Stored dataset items
-*-*-

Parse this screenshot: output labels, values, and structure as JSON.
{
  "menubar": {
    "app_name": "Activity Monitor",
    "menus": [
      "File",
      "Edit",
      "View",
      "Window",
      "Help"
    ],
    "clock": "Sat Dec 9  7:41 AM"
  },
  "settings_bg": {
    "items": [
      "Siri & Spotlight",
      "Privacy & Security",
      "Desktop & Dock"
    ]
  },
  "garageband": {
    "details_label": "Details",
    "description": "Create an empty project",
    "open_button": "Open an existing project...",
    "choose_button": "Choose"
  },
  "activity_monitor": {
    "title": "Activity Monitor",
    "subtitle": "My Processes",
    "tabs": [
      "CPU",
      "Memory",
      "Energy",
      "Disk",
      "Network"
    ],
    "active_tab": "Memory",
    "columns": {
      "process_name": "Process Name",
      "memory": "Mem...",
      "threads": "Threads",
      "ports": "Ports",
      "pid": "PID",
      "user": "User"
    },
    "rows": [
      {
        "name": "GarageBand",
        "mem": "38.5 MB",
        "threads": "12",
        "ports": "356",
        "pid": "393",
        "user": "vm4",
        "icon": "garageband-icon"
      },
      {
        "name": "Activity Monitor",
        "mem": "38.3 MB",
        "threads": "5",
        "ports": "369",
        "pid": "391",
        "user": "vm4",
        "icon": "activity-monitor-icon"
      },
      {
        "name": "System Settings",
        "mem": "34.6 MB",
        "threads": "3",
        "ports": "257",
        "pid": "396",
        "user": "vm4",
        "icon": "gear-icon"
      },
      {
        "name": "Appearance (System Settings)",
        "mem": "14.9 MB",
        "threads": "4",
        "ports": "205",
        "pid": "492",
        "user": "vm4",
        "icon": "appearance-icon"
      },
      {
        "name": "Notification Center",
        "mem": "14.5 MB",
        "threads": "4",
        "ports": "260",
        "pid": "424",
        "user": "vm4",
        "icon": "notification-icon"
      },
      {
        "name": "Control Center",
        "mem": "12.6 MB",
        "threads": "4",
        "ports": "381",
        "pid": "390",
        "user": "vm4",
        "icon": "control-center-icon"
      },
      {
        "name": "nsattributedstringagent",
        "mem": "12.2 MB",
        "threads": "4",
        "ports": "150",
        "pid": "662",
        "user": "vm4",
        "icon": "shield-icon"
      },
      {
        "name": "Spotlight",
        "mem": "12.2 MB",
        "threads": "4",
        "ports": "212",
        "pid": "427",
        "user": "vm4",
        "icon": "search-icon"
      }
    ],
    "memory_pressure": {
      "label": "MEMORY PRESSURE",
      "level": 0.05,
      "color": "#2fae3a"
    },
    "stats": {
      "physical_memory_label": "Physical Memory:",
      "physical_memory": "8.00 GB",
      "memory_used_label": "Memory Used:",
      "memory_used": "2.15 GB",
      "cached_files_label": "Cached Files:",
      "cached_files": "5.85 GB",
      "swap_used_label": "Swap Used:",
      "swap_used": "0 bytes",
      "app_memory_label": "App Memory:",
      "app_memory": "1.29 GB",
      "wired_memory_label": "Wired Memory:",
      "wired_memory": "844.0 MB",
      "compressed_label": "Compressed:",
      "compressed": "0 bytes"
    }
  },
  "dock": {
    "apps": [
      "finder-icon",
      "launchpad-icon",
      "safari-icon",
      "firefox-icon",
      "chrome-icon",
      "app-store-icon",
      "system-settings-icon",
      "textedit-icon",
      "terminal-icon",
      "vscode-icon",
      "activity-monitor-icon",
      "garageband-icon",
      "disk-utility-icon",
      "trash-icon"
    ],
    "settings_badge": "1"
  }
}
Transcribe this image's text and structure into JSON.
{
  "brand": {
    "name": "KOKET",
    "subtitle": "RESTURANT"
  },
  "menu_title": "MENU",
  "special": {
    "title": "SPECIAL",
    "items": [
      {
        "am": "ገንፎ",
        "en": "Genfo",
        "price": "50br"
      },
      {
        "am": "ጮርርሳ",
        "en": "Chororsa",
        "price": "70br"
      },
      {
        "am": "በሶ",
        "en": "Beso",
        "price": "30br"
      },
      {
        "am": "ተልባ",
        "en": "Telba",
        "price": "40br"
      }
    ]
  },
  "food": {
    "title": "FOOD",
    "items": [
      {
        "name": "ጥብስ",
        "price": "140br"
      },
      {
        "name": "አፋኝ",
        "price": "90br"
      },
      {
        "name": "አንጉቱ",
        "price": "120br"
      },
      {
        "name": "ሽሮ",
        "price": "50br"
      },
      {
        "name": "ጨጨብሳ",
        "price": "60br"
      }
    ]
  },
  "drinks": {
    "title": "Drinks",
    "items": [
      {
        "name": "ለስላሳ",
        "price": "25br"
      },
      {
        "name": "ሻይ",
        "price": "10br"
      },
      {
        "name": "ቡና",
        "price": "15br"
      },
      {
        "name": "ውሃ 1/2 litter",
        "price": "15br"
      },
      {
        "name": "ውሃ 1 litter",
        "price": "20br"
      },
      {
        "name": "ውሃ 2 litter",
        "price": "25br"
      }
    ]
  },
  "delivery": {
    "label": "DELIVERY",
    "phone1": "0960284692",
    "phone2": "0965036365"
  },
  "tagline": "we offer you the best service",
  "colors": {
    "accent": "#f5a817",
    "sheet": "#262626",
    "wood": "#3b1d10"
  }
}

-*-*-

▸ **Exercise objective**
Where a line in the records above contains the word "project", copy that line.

▸ **Output**
    "description": "Create an empty project",
    "open_button": "Open an existing project...",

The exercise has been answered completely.